Plenary SpeakersThis year's opening plenary speaker will be Howard Rheingold.
See the opening plenary in the advanced program.
Opening Plenary SpeakerThis year's opening plenary speaker will be Howard Rheingold.
My explorations of social media and social media literacies in teaching & learning
Although not an educator by trade, I've been interested in the potential of online media for learning since I started exploring what I called "virtual communities" in the 1980s. In particular, I was attracted to the ways online media could facilitate collaborative knowledge sharing and exploration. In 1995, I designed a demonstration of a "university of the future" for NEC corporation. In 2006, I started teaching at UC Berkeley and Stanford. I was initially drawn to formal education because I perceived a need to introduce students to the issues of identity, privacy, collective action, public sphere, social capital raised by our increasing use of what are now called social media. It only made sense to use blogs, wikis, forums, chat, and social bookmarking when introducing these subjects. Contrary to popular beliefs about "digital natives," I soon learned that social media literacies are not uniformly understood by today's students. At the same time, by paying attention to what students were telling me about our encounters, I was led to forms of pedagogy that have existed at least since the time of John Dewey but which have not been practical until the advent of social media -- teaching and learning that is more collaborative and inquiry based and which extends beyond the face to face classroom. I'll talk about how I've learned from my students, how we've learned to learn together, and how I am now experimenting with purely online teaching and learning. I'll touch upon the social media literacies that are the subject of my current book in progress: attention, participation, collaboration, crap detection, and network awareness.
An acknowledged authority on the marriage of mobile phone, PC, and wireless internet, Rheingold's previous work reveals how this convergence has changed the way we meet, mate, entertain, govern, and conduct business. His book Smart Mobs, named one of the "Big Ideas books of 2002" by The New York Times, chronicles the new forms of collective action and cooperation made possible by mobile communications, pervasive computing, and the Internet.
Rheingold is the recipient of a 2008 MacArthur Knowledge- Networking Grant through the Foundation's Digital Media and Learning Competition. He was founding Executive Editor of Hotwired, the first commercial webzine where the web-based discussion forum and the online banner ad were invented. Rheingold has appeared on Today, Good Morning America, ABC Primetime Live, CNN, CBS News, NBC News, Macneill-Lehrer Report, NPR’s Fresh Air and Marketplace. He currently teaches at Stanford University.
Closing Plenary SpeakerThis year's closing plenary speaker will be Ethan Zuckerman.
Desperately Seeking Serendipity
The spread of social media has put powerful publishing tools in the hands of people around the world.
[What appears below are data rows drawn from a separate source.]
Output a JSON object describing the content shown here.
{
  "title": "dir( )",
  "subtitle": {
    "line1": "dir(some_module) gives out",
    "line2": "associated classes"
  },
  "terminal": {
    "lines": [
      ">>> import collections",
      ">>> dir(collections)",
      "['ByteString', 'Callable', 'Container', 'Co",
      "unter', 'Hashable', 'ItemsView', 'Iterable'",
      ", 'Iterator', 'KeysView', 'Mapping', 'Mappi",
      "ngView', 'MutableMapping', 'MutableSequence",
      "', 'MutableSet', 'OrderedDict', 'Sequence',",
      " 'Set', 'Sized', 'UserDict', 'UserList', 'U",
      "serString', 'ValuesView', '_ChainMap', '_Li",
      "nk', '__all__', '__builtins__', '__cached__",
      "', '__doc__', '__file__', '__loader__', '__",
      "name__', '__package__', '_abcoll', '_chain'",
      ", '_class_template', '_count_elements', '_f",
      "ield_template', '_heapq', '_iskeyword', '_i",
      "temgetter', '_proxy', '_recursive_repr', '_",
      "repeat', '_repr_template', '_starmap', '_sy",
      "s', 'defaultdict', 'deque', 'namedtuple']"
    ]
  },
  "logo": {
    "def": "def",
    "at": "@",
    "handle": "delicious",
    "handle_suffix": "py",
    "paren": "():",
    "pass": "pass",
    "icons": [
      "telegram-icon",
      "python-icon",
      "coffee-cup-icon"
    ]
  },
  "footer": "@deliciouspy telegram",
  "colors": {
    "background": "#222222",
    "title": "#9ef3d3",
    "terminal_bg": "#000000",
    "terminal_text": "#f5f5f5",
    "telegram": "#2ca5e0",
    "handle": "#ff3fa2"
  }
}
The democratization of publishing makes it possible to encounter news and perspectives from far beyond our national borders. But social media also encourages us to pay attention to what friends find interesting and compelling, which often reinforces our existing prejudices and preconceptions. Whether social media broadens our world or narrows it is a function both of how we navigate this new landscape and what the tools we build make it easy or hard to do.
Technologists have spent a great deal of time trying to control a flood of user-produced information with filters. But more dangerous than "filter failure" may be filters that work too well and insulate us in informational echo chambers. We need better tools for serendipity, to help us encounter the unexpected, provocative and helpful from outside our information orbits. The inspiration for engineering serendipity may not come from the organization of information, but from the organization of physical space, and from one of our earliest communication technologies: the city.
Ethan Zuckerman is a senior researcher at the Berkman Center for Internet and Society at Harvard University and a fellow at MIT's Center for Future Civic Media. His research focuses on the distribution of attention in mainstream and new media, the use of technology for international development, and the use of new media technologies by activists.
With Rebecca MacKinnon, Ethan co-founded international blogging community Global Voices. Global Voices showcases news and opinions from citizen media in over 150 nations and thirty languages, publishing editions in twenty languages. Through Global Voices, Ethan is active in efforts to promote freedom of expression and fight censorship in online spaces.
In 2000, Ethan founded Geekcorps, a technology volunteer corps that sends IT specialists to work on projects in developing nations, with a focus on West Africa. Previously Ethan helped found Tripod.com, one of the web's first "personal publishing" sites. He blogs at http://ethanzuckerman.com/blog and lives in the Berkshire Mountains of western Massachusetts, USA with his wife, son and a small, fluffy cat.